-------- DATA PROVIDED

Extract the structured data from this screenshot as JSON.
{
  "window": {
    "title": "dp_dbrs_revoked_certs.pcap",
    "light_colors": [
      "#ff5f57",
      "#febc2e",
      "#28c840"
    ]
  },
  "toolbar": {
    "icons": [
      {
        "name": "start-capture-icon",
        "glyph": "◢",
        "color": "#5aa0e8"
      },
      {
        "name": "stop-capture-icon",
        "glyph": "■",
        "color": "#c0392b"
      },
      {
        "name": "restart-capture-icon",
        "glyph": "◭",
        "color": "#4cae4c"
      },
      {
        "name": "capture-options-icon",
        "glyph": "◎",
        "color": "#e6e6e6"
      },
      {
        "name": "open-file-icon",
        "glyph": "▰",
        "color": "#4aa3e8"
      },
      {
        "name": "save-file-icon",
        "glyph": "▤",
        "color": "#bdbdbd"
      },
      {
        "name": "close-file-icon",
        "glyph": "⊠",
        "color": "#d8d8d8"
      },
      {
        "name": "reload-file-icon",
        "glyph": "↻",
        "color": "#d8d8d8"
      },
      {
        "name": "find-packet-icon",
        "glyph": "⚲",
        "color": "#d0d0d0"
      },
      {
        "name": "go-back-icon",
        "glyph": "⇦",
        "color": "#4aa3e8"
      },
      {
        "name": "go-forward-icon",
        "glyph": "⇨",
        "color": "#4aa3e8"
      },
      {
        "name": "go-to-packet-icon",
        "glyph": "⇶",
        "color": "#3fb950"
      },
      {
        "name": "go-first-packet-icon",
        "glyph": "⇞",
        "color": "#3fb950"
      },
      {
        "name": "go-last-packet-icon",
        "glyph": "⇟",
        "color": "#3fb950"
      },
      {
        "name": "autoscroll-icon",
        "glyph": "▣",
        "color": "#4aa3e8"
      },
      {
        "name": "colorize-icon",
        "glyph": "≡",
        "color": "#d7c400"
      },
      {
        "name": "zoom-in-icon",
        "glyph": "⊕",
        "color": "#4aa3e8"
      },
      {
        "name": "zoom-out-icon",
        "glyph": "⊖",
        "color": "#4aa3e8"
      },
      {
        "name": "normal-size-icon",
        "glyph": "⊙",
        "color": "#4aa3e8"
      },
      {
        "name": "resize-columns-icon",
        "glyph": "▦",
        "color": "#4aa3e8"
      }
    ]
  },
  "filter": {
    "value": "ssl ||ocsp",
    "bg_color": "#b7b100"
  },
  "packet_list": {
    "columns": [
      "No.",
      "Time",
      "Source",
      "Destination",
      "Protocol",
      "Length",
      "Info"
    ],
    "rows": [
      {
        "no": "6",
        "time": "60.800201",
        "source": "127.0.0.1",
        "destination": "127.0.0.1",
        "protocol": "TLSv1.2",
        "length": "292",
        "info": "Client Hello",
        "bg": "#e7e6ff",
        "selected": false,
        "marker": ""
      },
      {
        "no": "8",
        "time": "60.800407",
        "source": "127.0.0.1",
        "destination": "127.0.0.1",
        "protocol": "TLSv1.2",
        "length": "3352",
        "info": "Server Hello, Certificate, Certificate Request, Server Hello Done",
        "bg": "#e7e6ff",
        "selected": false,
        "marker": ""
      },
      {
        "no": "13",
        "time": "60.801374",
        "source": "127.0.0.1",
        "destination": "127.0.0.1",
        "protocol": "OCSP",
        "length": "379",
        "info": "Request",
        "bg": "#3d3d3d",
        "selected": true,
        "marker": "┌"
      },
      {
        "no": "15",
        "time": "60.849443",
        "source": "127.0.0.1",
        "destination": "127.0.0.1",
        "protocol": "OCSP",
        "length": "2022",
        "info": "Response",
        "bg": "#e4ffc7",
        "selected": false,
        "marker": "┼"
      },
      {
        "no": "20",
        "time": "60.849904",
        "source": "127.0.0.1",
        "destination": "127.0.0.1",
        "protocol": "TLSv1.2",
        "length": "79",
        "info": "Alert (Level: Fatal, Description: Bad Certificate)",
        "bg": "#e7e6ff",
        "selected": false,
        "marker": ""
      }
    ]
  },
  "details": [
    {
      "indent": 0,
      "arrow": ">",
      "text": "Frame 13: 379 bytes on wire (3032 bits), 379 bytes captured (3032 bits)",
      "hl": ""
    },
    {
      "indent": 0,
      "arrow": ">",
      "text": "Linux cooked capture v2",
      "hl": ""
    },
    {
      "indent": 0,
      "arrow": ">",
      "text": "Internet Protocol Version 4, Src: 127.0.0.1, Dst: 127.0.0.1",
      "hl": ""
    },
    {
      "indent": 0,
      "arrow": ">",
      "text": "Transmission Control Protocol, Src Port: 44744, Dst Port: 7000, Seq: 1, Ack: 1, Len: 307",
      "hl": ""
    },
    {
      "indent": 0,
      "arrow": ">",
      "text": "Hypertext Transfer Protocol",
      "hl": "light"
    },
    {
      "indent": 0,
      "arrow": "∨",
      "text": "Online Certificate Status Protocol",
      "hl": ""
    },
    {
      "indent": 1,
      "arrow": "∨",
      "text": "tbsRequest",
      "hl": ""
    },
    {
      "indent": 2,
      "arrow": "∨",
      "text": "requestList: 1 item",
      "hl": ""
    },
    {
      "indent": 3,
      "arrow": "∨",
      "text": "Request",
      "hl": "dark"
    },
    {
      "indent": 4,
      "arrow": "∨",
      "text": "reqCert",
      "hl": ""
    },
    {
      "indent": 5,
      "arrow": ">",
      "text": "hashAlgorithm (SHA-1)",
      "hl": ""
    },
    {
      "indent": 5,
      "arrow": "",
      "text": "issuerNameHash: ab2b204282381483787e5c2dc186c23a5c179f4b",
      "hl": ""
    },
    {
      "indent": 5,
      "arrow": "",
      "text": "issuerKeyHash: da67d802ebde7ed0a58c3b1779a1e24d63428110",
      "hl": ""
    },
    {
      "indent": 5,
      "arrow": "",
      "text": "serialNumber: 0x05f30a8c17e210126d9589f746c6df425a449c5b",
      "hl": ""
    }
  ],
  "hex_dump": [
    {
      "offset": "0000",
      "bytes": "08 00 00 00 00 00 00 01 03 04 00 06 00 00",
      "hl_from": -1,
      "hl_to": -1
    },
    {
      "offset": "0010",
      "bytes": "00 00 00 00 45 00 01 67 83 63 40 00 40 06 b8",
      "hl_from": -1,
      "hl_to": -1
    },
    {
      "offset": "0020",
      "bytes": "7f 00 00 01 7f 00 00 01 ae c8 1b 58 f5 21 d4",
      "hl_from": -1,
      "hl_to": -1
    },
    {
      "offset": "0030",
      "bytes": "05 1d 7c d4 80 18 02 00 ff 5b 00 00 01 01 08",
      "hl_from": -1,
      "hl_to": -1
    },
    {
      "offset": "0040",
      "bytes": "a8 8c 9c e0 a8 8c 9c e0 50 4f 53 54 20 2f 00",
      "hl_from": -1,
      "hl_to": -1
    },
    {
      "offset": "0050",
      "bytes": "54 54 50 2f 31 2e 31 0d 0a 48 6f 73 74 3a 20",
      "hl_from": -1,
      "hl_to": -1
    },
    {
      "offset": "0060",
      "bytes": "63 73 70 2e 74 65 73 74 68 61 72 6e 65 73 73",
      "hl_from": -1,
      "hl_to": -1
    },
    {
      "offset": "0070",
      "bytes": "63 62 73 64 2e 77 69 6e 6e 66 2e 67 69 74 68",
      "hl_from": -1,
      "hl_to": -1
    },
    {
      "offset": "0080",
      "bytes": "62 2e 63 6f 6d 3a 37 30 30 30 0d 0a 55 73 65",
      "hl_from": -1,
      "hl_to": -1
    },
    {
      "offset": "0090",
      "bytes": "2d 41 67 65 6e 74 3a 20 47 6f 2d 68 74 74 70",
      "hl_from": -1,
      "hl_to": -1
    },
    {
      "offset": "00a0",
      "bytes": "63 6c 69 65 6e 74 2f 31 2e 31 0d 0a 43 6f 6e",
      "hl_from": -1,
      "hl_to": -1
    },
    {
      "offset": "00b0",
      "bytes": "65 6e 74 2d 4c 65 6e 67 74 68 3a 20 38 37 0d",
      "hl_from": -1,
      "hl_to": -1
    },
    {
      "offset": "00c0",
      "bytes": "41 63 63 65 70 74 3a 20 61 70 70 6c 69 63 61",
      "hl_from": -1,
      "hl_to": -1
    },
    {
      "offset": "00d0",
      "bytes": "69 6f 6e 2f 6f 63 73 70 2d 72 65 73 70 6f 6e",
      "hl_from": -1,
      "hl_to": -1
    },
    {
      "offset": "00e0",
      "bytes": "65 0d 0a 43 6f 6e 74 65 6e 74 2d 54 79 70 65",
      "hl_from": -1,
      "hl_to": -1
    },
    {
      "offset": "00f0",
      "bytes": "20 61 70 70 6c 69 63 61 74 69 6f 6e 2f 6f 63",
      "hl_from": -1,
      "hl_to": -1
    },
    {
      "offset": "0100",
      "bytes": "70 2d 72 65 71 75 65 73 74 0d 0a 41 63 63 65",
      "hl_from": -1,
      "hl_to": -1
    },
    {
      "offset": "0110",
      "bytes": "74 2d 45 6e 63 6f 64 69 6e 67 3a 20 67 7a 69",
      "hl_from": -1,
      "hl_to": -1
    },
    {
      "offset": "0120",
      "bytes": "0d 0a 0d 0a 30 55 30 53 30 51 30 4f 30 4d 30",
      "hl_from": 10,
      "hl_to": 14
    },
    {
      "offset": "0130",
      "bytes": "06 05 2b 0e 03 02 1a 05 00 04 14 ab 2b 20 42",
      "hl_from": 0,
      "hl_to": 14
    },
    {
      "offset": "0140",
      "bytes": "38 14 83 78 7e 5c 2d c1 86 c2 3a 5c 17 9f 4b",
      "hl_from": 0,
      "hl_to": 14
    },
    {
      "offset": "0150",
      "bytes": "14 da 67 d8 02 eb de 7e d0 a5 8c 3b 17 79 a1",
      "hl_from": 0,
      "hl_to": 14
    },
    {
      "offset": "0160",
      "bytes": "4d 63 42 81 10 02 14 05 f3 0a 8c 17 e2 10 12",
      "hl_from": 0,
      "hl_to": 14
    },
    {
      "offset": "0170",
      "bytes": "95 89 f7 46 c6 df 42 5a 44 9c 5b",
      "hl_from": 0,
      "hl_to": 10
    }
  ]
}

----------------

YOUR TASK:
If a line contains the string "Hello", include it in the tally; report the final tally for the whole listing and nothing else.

ANSWER FOR THE TASK:
2